What the exercise asks -
Copy the following data exactly and drop the pictures.
BEGIN Extracted entries
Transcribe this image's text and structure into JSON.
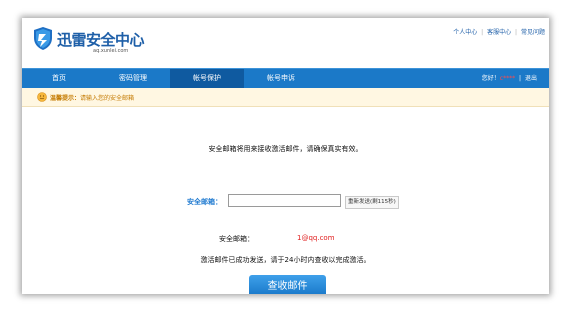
{
  "header": {
    "logo_title": "迅雷安全中心",
    "logo_subtitle": "aq.xunlei.com",
    "top_links": [
      "个人中心",
      "客服中心",
      "常见问题"
    ],
    "separator": "|"
  },
  "nav": {
    "items": [
      {
        "label": "首页",
        "active": false
      },
      {
        "label": "密码管理",
        "active": false
      },
      {
        "label": "帐号保护",
        "active": true
      },
      {
        "label": "帐号申诉",
        "active": false
      }
    ],
    "greeting": "您好！",
    "username": "c****",
    "logout": "退出"
  },
  "tip": {
    "label": "温馨提示：",
    "text": "请输入您的安全邮箱"
  },
  "form": {
    "instruction": "安全邮箱将用来接收激活邮件，请确保真实有效。",
    "email_label": "安全邮箱：",
    "email_value": "",
    "resend_label": "重新发送(剩115秒)"
  },
  "info": {
    "label": "安全邮箱：",
    "value": "1@qq.com"
  },
  "success_message": "激活邮件已成功发送，请于24小时内查收以完成激活。",
  "check_button_label": "查收邮件",
  "colors": {
    "nav_bg": "#1b79c8",
    "nav_active": "#0f5aa0",
    "accent_blue": "#1f7ad0",
    "email_red": "#e02020",
    "tip_text": "#c47a00"
  }
}
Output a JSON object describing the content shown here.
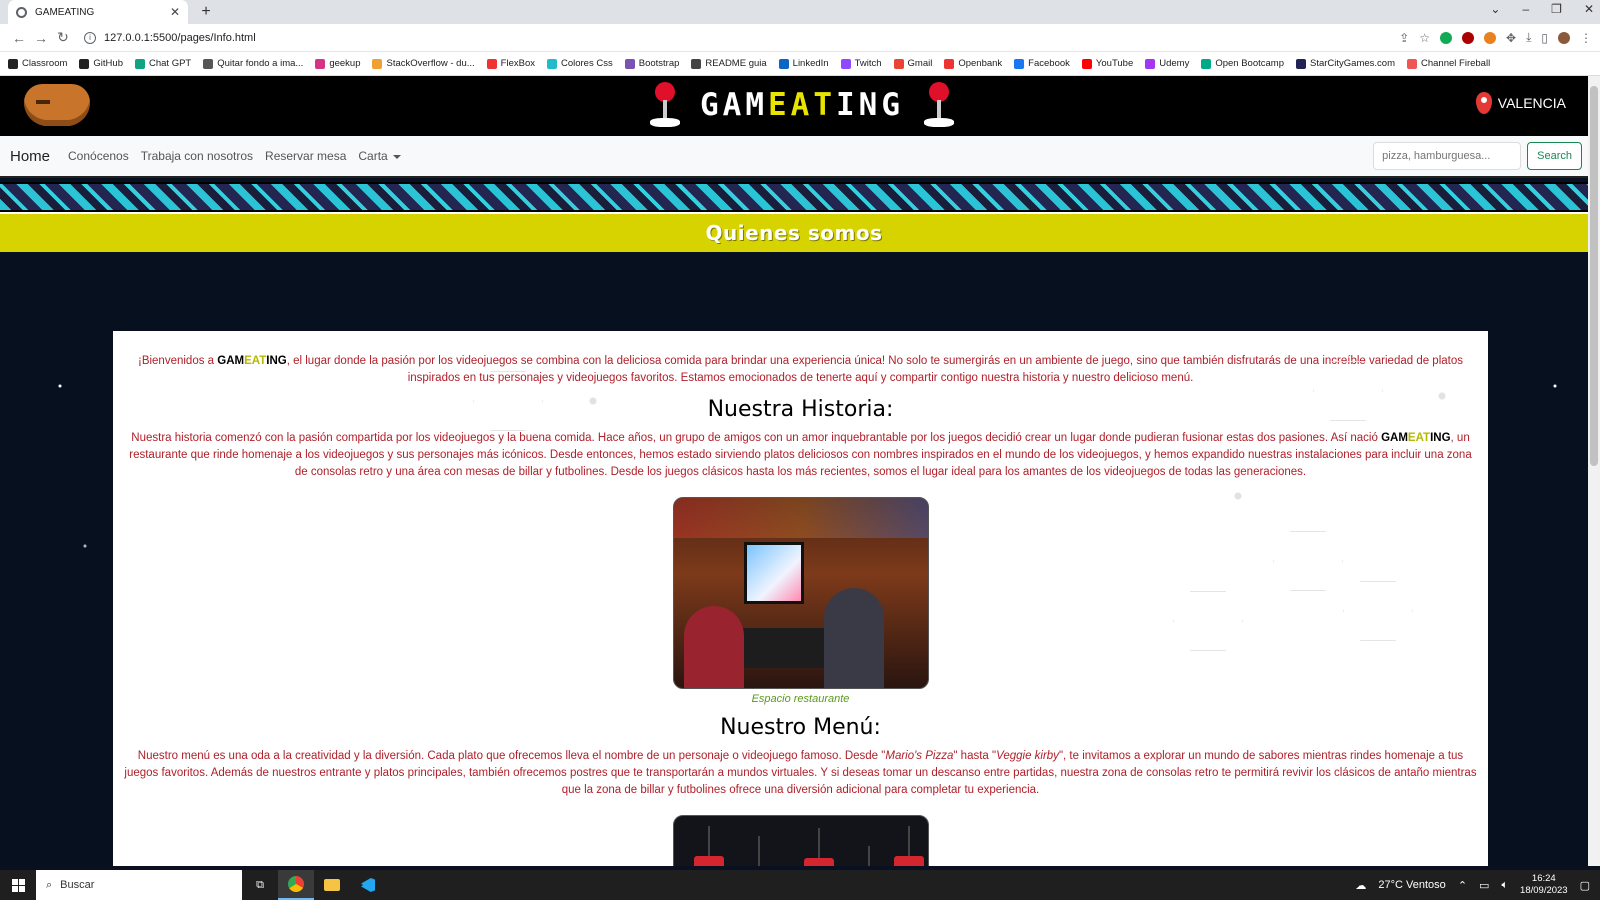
{
  "browser": {
    "tab_title": "GAMEATING",
    "tab_close": "✕",
    "new_tab": "+",
    "url": "127.0.0.1:5500/pages/Info.html",
    "bookmarks": [
      "Classroom",
      "GitHub",
      "Chat GPT",
      "Quitar fondo a ima...",
      "geekup",
      "StackOverflow - du...",
      "FlexBox",
      "Colores Css",
      "Bootstrap",
      "README guia",
      "LinkedIn",
      "Twitch",
      "Gmail",
      "Openbank",
      "Facebook",
      "YouTube",
      "Udemy",
      "Open Bootcamp",
      "StarCityGames.com",
      "Channel Fireball"
    ],
    "bookmark_colors": [
      "#222",
      "#222",
      "#10a37f",
      "#555",
      "#d63384",
      "#f0a030",
      "#e33",
      "#2bc",
      "#7952b3",
      "#444",
      "#0a66c2",
      "#9146ff",
      "#ea4335",
      "#e33",
      "#1877f2",
      "#f00",
      "#a435f0",
      "#0a8",
      "#225",
      "#e55"
    ]
  },
  "header": {
    "brand_left": "GAM",
    "brand_mid": "EAT",
    "brand_right": "ING",
    "location": "VALENCIA"
  },
  "nav": {
    "home": "Home",
    "links": [
      "Conócenos",
      "Trabaja con nosotros",
      "Reservar mesa"
    ],
    "dropdown": "Carta",
    "search_placeholder": "pizza, hamburguesa...",
    "search_button": "Search"
  },
  "section_title": "Quienes somos",
  "intro": {
    "before": "¡Bienvenidos a ",
    "after": ", el lugar donde la pasión por los videojuegos se combina con la deliciosa comida para brindar una experiencia única! No solo te sumergirás en un ambiente de juego, sino que también disfrutarás de una increíble variedad de platos inspirados en tus personajes y videojuegos favoritos. Estamos emocionados de tenerte aquí y compartir contigo nuestra historia y nuestro delicioso menú."
  },
  "historia": {
    "title": "Nuestra Historia:",
    "before": "Nuestra historia comenzó con la pasión compartida por los videojuegos y la buena comida. Hace años, un grupo de amigos con un amor inquebrantable por los juegos decidió crear un lugar donde pudieran fusionar estas dos pasiones. Así nació ",
    "after": ", un restaurante que rinde homenaje a los videojuegos y sus personajes más icónicos. Desde entonces, hemos estado sirviendo platos deliciosos con nombres inspirados en el mundo de los videojuegos, y hemos expandido nuestras instalaciones para incluir una zona de consolas retro y una área con mesas de billar y futbolines. Desde los juegos clásicos hasta los más recientes, somos el lugar ideal para los amantes de los videojuegos de todas las generaciones.",
    "caption": "Espacio restaurante"
  },
  "menu": {
    "title": "Nuestro Menú:",
    "p1": "Nuestro menú es una oda a la creatividad y la diversión. Cada plato que ofrecemos lleva el nombre de un personaje o videojuego famoso. Desde \"",
    "em1": "Mario's Pizza",
    "p2": "\" hasta \"",
    "em2": "Veggie kirby",
    "p3": "\", te invitamos a explorar un mundo de sabores mientras rindes homenaje a tus juegos favoritos. Además de nuestros entrante y platos principales, también ofrecemos postres que te transportarán a mundos virtuales. Y si deseas tomar un descanso entre partidas, nuestra zona de consolas retro te permitirá revivir los clásicos de antaño mientras que la zona de billar y futbolines ofrece una diversión adicional para completar tu experiencia."
  },
  "taskbar": {
    "search": "Buscar",
    "weather": "27°C  Ventoso",
    "time": "16:24",
    "date": "18/09/2023"
  }
}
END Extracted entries
The completed task -
Transcribe this image's text and structure into JSON.
{
  "header": {
    "logo_title": "迅雷安全中心",
    "logo_subtitle": "aq.xunlei.com",
    "top_links": [
      "个人中心",
      "客服中心",
      "常见问题"
    ],
    "separator": "|"
  },
  "nav": {
    "items": [
      {
        "label": "首页",
        "active": false
      },
      {
        "label": "密码管理",
        "active": false
      },
      {
        "label": "帐号保护",
        "active": true
      },
      {
        "label": "帐号申诉",
        "active": false
      }
    ],
    "greeting": "您好！",
    "username": "c****",
    "logout": "退出"
  },
  "tip": {
    "label": "温馨提示：",
    "text": "请输入您的安全邮箱"
  },
  "form": {
    "instruction": "安全邮箱将用来接收激活邮件，请确保真实有效。",
    "email_label": "安全邮箱：",
    "email_value": "",
    "resend_label": "重新发送(剩115秒)"
  },
  "info": {
    "label": "安全邮箱：",
    "value": "1@qq.com"
  },
  "success_message": "激活邮件已成功发送，请于24小时内查收以完成激活。",
  "check_button_label": "查收邮件",
  "colors": {
    "nav_bg": "#1b79c8",
    "nav_active": "#0f5aa0",
    "accent_blue": "#1f7ad0",
    "email_red": "#e02020",
    "tip_text": "#c47a00"
  }
}
Output a JSON object describing the content shown here.
{
  "browser": {
    "tab_title": "GAMEATING",
    "tab_close": "✕",
    "new_tab": "+",
    "url": "127.0.0.1:5500/pages/Info.html",
    "bookmarks": [
      "Classroom",
      "GitHub",
      "Chat GPT",
      "Quitar fondo a ima...",
      "geekup",
      "StackOverflow - du...",
      "FlexBox",
      "Colores Css",
      "Bootstrap",
      "README guia",
      "LinkedIn",
      "Twitch",
      "Gmail",
      "Openbank",
      "Facebook",
      "YouTube",
      "Udemy",
      "Open Bootcamp",
      "StarCityGames.com",
      "Channel Fireball"
    ],
    "bookmark_colors": [
      "#222",
      "#222",
      "#10a37f",
      "#555",
      "#d63384",
      "#f0a030",
      "#e33",
      "#2bc",
      "#7952b3",
      "#444",
      "#0a66c2",
      "#9146ff",
      "#ea4335",
      "#e33",
      "#1877f2",
      "#f00",
      "#a435f0",
      "#0a8",
      "#225",
      "#e55"
    ]
  },
  "header": {
    "brand_left": "GAM",
    "brand_mid": "EAT",
    "brand_right": "ING",
    "location": "VALENCIA"
  },
  "nav": {
    "home": "Home",
    "links": [
      "Conócenos",
      "Trabaja con nosotros",
      "Reservar mesa"
    ],
    "dropdown": "Carta",
    "search_placeholder": "pizza, hamburguesa...",
    "search_button": "Search"
  },
  "section_title": "Quienes somos",
  "intro": {
    "before": "¡Bienvenidos a ",
    "after": ", el lugar donde la pasión por los videojuegos se combina con la deliciosa comida para brindar una experiencia única! No solo te sumergirás en un ambiente de juego, sino que también disfrutarás de una increíble variedad de platos inspirados en tus personajes y videojuegos favoritos. Estamos emocionados de tenerte aquí y compartir contigo nuestra historia y nuestro delicioso menú."
  },
  "historia": {
    "title": "Nuestra Historia:",
    "before": "Nuestra historia comenzó con la pasión compartida por los videojuegos y la buena comida. Hace años, un grupo de amigos con un amor inquebrantable por los juegos decidió crear un lugar donde pudieran fusionar estas dos pasiones. Así nació ",
    "after": ", un restaurante que rinde homenaje a los videojuegos y sus personajes más icónicos. Desde entonces, hemos estado sirviendo platos deliciosos con nombres inspirados en el mundo de los videojuegos, y hemos expandido nuestras instalaciones para incluir una zona de consolas retro y una área con mesas de billar y futbolines. Desde los juegos clásicos hasta los más recientes, somos el lugar ideal para los amantes de los videojuegos de todas las generaciones.",
    "caption": "Espacio restaurante"
  },
  "menu": {
    "title": "Nuestro Menú:",
    "p1": "Nuestro menú es una oda a la creatividad y la diversión. Cada plato que ofrecemos lleva el nombre de un personaje o videojuego famoso. Desde \"",
    "em1": "Mario's Pizza",
    "p2": "\" hasta \"",
    "em2": "Veggie kirby",
    "p3": "\", te invitamos a explorar un mundo de sabores mientras rindes homenaje a tus juegos favoritos. Además de nuestros entrante y platos principales, también ofrecemos postres que te transportarán a mundos virtuales. Y si deseas tomar un descanso entre partidas, nuestra zona de consolas retro te permitirá revivir los clásicos de antaño mientras que la zona de billar y futbolines ofrece una diversión adicional para completar tu experiencia."
  },
  "taskbar": {
    "search": "Buscar",
    "weather": "27°C  Ventoso",
    "time": "16:24",
    "date": "18/09/2023"
  }
}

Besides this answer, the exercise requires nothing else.